A double-decker bus is a bus that has two storeys or decks. Double-decker buses are used for mass transport in the United Kingdom, Europe, Asia and many former European possessions, the most iconic example being the red London bus.
A school bus is a type of bus owned, leased, contracted to, or operated by a school or school district and regularly used to transport students to and from school or school-related activities, but not including a charter bus or transit bus. Various configurations of school buses are used worldwide; the most iconic examples are the yellow school buses of the United States and Canada.
A minibus, microbus, or minicoach is a passenger carrying motor vehicle that is designed to carry more people than a multi-purpose vehicle or minivan, but fewer people than a full-size bus. In the United Kingdom, the word "minibus" is used to describe any full-sized passenger carrying van. Minibuses have a seating capacity of between 8 and 30 seats. Larger minibuses may be called midibuses. Minibuses are typically front-engined step-entrance vehicles, although low floor minibuses do exist.
A coach is a type of bus used for conveying passengers. In contrast to transit buses that typically used within a single metropolitan region, coaches are used for longer-distance bus service. Often used for intercity—or even international—bus service, other coaches are also used for private charter for various purposes.
An articulated bus is an articulated vehicle used in public transportation. It is usually a single-deck design, and comprises two rigid sections linked by a pivoting joint (articulation) enclosed by protective folding bellows on the in- and outside the vehicle and a cover plate on the inside of the vehicle. This arrangement allows a longer legal overall length than single-decker rigid-bodied buses, and hence a higher passenger capacity, while still allowing the bus to maneuver adequately on the roads of its service route.
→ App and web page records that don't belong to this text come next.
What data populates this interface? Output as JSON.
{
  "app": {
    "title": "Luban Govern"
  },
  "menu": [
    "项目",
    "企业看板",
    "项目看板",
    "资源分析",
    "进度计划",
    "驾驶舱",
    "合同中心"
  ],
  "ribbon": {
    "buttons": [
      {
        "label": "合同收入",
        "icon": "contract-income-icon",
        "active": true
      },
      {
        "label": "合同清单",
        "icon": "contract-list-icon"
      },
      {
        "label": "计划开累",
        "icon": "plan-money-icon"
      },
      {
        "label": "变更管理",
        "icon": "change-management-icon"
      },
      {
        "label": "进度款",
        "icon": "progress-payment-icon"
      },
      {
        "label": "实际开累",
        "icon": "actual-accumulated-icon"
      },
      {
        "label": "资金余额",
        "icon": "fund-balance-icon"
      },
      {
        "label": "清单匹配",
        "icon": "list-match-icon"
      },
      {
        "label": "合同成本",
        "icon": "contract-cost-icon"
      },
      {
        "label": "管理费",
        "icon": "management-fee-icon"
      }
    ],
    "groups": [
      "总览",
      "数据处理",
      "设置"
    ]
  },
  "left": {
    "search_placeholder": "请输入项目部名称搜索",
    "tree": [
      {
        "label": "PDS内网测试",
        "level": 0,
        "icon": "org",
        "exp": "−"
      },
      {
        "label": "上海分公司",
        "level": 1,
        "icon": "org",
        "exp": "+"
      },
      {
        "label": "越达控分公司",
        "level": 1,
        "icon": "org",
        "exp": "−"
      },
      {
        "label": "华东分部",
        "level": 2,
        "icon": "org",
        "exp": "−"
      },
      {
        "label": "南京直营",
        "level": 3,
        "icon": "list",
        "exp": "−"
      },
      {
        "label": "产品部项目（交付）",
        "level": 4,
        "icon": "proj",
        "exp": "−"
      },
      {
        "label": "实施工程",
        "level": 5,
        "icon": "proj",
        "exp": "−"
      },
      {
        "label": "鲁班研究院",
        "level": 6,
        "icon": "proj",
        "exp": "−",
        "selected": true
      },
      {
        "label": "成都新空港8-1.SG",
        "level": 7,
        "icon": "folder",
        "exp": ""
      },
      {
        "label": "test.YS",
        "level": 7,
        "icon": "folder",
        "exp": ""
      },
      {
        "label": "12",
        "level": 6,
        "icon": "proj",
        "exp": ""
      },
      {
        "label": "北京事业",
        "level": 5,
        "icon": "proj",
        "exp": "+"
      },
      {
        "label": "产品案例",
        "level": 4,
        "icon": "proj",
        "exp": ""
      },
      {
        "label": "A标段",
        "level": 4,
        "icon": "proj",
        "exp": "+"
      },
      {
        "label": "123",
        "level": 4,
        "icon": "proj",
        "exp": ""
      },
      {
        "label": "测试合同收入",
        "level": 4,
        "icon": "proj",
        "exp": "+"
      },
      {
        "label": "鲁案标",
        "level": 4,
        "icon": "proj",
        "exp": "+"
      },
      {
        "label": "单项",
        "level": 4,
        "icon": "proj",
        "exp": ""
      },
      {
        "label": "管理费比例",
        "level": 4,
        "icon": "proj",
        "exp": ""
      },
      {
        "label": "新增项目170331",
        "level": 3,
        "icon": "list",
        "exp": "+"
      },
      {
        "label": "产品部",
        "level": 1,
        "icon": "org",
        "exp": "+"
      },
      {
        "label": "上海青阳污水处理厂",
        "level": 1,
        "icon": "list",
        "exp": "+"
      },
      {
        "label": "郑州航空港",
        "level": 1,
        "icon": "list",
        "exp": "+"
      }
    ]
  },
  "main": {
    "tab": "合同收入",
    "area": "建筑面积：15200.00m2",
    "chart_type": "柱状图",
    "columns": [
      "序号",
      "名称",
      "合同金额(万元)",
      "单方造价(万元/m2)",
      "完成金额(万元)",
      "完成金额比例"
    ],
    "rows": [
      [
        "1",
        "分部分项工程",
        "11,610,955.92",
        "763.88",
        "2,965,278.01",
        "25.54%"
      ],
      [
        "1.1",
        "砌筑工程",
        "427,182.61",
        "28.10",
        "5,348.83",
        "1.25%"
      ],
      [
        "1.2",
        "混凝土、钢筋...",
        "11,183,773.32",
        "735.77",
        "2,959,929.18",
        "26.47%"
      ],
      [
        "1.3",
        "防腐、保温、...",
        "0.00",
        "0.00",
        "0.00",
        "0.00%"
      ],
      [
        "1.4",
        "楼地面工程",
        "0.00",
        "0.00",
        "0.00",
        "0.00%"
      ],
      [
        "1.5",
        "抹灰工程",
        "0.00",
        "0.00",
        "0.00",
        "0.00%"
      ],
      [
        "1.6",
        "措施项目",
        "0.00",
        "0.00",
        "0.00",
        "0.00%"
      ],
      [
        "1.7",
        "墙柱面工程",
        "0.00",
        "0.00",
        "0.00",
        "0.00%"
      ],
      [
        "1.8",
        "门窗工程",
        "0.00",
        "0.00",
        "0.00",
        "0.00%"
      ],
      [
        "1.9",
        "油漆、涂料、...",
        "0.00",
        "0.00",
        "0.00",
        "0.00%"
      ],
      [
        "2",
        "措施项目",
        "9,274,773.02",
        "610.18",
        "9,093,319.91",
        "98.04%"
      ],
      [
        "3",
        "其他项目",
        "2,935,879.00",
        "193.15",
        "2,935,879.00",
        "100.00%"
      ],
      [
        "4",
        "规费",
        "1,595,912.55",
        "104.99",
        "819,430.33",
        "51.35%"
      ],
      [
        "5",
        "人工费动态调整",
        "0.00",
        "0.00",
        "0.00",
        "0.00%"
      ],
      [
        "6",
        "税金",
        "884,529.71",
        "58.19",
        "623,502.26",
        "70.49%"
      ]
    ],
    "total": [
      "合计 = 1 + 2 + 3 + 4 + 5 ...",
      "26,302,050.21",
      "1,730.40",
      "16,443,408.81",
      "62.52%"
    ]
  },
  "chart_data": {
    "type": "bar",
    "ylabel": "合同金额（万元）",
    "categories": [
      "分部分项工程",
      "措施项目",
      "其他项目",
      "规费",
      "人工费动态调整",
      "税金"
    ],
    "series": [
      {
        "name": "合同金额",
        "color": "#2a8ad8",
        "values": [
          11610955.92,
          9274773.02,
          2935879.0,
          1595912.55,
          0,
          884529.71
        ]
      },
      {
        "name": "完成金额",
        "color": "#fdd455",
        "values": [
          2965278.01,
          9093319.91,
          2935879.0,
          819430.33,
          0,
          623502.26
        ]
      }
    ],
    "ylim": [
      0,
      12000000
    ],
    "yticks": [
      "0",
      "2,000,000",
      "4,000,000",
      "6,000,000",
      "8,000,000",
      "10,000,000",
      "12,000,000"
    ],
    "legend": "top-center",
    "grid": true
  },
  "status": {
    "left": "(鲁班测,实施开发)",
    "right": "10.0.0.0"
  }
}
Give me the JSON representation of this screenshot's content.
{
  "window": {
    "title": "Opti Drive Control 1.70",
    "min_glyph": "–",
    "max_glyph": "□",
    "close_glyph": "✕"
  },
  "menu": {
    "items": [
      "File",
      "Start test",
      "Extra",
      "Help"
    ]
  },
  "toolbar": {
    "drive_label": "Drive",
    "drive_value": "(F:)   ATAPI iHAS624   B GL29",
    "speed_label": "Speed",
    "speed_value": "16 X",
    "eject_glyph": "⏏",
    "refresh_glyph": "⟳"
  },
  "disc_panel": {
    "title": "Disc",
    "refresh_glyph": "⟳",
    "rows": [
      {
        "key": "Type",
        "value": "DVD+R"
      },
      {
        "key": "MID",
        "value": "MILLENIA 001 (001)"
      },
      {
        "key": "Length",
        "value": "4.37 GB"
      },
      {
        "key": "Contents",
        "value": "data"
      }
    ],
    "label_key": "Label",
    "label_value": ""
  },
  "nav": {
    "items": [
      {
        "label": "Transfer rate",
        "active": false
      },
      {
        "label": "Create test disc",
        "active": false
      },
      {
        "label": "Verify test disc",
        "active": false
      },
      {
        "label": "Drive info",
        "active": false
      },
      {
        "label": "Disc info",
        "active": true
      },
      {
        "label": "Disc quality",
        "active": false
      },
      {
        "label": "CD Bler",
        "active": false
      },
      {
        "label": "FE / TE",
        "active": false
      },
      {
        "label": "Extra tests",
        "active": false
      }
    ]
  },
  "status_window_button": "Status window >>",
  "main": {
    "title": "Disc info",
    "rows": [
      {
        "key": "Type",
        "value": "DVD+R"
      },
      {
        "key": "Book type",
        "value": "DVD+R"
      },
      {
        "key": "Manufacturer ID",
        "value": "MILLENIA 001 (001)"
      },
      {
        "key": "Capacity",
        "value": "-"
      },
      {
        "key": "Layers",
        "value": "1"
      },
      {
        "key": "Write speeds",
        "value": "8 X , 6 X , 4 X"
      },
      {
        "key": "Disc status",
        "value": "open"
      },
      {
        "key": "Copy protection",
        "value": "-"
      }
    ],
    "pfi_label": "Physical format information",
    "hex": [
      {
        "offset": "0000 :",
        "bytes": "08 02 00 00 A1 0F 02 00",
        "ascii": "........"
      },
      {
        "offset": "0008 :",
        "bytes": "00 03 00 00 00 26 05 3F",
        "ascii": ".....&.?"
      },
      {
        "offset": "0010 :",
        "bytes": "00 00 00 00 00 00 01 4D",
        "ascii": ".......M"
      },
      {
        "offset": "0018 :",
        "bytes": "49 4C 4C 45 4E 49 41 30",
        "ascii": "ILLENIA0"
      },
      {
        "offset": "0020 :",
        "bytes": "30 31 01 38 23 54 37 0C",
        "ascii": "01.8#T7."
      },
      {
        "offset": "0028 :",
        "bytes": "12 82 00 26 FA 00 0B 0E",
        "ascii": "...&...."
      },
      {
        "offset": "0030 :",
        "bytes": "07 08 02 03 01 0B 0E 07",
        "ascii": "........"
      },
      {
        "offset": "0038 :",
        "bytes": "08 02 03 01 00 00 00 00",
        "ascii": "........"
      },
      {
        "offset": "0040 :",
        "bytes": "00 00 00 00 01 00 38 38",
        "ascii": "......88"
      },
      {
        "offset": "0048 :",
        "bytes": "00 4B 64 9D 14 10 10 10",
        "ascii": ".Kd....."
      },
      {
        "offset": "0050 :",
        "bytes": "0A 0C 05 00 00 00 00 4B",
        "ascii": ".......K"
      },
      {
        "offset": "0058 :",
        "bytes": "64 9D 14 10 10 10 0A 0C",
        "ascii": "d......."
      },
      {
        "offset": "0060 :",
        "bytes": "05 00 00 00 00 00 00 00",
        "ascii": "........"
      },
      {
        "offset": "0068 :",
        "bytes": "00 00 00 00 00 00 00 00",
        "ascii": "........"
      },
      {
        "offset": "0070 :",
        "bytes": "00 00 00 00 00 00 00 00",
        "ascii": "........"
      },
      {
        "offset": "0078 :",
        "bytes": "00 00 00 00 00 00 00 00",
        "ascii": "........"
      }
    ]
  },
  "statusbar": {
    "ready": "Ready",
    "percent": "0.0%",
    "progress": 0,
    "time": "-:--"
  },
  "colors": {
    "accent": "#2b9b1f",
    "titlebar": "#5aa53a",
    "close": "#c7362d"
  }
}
Furthur is a 1939 International Harvester school bus purchased by author Ken Kesey in 1964 to carry his "Merry Band of Pranksters" cross-country, filming their counterculture adventures as they went. Due to the chaos of the trip and editing difficulties, the footage of their journey was never released as a movie until the 2011 documentary film Magic Trip -- although the bus featured prominently in Tom Wolfe's 1968 book The Electric Kool-Aid Acid Test.
Guided buses are buses capable of being steered by external means, usually on a dedicated track or roll way that excludes other traffic, permitting the maintenance of schedules even during rush hours. Unlike trolleybuses or rubber-tired trams, for part of their routes guided buses are able to share road space with general traffic along conventional roads, or with conventional buses on standard bus lanes.
A multi-axle bus is a bus or coach that has more than the conventional two axles, usually three, or more rarely, four. Extra axles are usually added for legal weight restriction reasons, or to accommodate different vehicle designs such as articulation, or rarely, to implement trailer buses.
An antique car is an automobile that is an antique. Narrower definitions vary based on how old a car must be to qualify. The Antique Automobile Club of America defines an antique car as over 25 years of age. However, the legal definitions for the purpose of antique vehicle registration vary widely. The antique car era includes the Veteran era, the Brass era, and the Vintage era, which range from the beginning of the automobile up to the 1930s. Later cars are often described as classic cars. In original or originally restored condition antiques are very valuable and are usually either protected and stored or exhibited in car shows but are very rarely driven.
A low-floor bus is a bus or trolleybus that has no steps between the ground and the floor of the bus at one or more entrances, and low floor for part or all of the passenger cabin. A bus with a partial low floor may also be referred to as a low-entry bus in some locations.
The Classic was a single-deck bus developed by General Motors Diesel from its previous-generation New Look design. The "Classic" was nearly identical to the New Look from the belt rail up, but sported a new front which allowed for a wider front door. The design was originally intended solely for the Canadian market as an alternative to the unpopular Rapid Transit Series (RTS) but ultimately the Classic, produced from 1982 to 1997, met with widespread success in both Canada and the United States. It was available primarily as a 40-foot (12.19 m) long, 102-inch (2.59 m) wide coach, although 16 60-foot (18.29 m) long articulated Classics were manufactured. The design was fairly conservative, yet contemporary and less controversial than the RTS.